Once again, your dog’s ability to process insulin may have a direct impact on their weight.
If you notice, once your dog passes the nine-month mark, that they have a difficult time putting on or keeping on weight, this loss may be the result of their inability to process the sugars in their food.
It is true that dogs that are obese are more likely to develop diabetes, but you can never know what kind of conditions pass from mother to puppy without consulting your local veterinarian.
Your dog may also be losing weight as a result of their anxiety.
Anxiety appears in dogs when they’re uncomfortable with their environment, and it’s often signalled by uncontrollable peeing, barking, excessive howling, or the destruction of any obstacles around them.

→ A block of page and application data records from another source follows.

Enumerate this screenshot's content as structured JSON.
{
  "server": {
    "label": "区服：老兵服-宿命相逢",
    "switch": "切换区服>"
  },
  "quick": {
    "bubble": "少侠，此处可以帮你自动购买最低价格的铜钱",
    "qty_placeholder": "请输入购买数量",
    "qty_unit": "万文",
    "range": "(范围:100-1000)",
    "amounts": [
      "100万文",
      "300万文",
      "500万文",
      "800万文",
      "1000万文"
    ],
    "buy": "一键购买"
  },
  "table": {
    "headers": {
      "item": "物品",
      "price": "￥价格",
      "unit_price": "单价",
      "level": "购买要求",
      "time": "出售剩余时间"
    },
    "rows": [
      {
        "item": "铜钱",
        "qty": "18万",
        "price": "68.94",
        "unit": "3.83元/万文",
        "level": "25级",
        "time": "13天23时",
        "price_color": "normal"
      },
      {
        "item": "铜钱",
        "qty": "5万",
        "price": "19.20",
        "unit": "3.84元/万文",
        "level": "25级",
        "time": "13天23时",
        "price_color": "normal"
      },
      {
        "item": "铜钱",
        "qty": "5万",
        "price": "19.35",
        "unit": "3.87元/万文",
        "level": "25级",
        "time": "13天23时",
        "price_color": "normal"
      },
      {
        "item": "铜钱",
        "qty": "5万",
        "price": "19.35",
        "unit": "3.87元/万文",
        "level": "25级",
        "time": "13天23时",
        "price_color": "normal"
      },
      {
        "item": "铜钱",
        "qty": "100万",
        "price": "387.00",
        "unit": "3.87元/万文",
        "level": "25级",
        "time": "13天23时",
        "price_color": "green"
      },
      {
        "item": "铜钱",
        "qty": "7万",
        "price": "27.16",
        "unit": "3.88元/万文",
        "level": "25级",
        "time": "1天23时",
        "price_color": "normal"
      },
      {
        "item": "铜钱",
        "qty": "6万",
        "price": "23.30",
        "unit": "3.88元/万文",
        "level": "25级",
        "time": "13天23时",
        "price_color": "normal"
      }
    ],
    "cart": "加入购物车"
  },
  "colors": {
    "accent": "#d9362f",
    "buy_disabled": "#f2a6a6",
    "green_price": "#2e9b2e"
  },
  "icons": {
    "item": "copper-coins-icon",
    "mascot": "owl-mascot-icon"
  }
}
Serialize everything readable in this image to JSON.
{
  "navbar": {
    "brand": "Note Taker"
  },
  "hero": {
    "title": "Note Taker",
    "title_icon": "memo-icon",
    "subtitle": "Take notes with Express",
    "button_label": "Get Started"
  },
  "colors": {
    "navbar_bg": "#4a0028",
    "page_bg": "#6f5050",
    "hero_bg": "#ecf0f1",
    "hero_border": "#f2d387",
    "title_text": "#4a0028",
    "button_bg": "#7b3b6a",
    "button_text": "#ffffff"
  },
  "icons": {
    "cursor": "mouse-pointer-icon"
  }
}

Dogs who experience anxiety may also try to run away from home.
If you notice that your dog not only refuses to eat, but shies away from your touch, behaves submissively, and frequently seems afraid, then you may want to consult a vet in order to prescribe your furry friend with anti-anxiety medication.
In the meantime, you’ll want to do everything you can to make your dog as comfortable as possible, thereby encouraging them to eat.
This is one case of weight loss that absolutely, without question, requires the attention of a vet, because anxiety is such a difficult condition to diagnose.
Tapeworms or Parasites
Finally, your Husky may be losing weight because they’ve contracted a tapeworm or other, similar parasite.
Tapeworms are parasites that live in your dog’s intestines. These creatures will eat all of the food that your dog consumes before your dog’s body has time to process the food’s nutrients.
Symptoms of tapeworms and similar parasites include rapid and sudden weight loss, as well as excessive hunger and thirst.
In many of these cases, be they signs of obesity or poor nutrition, you’ll want to reach out to a vet in order to get a professional opinion on your Husky’s weight.
On a day-to-day basis, though, the management of your husky’s weight can be as simple as managing their meals more closely.
By ensuring that your Husky receives no more and no less than the ideal amount of food, you can guarantee them a happier and healthier life.
Do you have any tips for managing Husky weight?